▶ **Goal of the exercise**
Could you show each line of the records that contains the word "title"?

▶ **Exercise data**

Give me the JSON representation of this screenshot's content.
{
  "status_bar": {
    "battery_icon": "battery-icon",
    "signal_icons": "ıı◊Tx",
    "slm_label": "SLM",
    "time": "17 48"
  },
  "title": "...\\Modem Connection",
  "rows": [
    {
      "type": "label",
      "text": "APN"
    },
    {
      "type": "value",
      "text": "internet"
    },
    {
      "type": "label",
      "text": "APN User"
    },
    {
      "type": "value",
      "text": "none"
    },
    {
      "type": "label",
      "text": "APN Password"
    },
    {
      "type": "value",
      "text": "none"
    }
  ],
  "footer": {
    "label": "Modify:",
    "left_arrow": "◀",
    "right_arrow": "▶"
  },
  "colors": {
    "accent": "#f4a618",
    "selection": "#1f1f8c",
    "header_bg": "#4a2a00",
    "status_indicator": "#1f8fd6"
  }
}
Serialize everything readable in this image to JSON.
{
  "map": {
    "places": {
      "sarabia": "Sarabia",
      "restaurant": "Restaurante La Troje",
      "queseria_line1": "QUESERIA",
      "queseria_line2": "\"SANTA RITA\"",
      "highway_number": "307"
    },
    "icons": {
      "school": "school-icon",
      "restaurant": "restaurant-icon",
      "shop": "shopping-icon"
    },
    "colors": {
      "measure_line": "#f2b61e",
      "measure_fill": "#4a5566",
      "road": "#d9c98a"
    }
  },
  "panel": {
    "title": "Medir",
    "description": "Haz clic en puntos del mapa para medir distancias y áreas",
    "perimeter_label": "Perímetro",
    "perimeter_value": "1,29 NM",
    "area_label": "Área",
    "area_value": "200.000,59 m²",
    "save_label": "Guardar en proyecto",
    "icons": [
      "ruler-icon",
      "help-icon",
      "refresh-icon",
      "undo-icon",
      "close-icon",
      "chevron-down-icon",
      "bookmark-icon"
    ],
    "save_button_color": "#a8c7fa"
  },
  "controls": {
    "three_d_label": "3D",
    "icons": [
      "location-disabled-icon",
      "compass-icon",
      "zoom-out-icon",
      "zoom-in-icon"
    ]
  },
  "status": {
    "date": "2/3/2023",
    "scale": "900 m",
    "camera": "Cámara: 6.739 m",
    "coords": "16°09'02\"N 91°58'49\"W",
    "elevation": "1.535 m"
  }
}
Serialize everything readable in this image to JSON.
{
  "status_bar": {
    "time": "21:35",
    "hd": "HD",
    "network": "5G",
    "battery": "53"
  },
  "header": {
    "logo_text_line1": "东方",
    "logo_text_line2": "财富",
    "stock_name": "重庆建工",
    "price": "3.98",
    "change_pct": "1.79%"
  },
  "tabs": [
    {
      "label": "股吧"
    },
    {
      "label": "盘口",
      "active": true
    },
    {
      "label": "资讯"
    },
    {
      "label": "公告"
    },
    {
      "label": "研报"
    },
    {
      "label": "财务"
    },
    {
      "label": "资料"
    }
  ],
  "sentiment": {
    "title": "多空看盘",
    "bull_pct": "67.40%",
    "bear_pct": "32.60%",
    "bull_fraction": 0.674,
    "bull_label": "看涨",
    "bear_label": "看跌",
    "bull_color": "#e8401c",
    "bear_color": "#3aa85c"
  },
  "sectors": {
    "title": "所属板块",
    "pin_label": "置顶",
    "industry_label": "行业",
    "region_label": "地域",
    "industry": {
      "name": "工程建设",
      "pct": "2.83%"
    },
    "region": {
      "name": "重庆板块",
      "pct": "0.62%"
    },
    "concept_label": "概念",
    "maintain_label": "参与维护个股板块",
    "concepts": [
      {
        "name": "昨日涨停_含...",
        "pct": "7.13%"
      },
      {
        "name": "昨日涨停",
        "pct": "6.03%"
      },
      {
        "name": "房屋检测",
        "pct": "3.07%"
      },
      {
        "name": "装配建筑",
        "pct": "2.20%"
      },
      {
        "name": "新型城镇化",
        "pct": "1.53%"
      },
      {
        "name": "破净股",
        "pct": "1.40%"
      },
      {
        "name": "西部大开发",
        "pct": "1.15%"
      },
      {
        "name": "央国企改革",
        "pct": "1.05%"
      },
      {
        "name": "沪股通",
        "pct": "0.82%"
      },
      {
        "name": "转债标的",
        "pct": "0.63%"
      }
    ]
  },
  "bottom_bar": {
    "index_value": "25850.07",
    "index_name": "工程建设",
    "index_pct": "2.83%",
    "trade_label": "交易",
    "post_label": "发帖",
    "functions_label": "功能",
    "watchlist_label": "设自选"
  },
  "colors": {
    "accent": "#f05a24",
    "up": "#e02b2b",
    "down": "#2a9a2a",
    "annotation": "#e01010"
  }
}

▶ **Reply**
  "title": "...\\Modem Connection",
    "title": "Medir",
    "title": "多空看盘",
    "title": "所属板块",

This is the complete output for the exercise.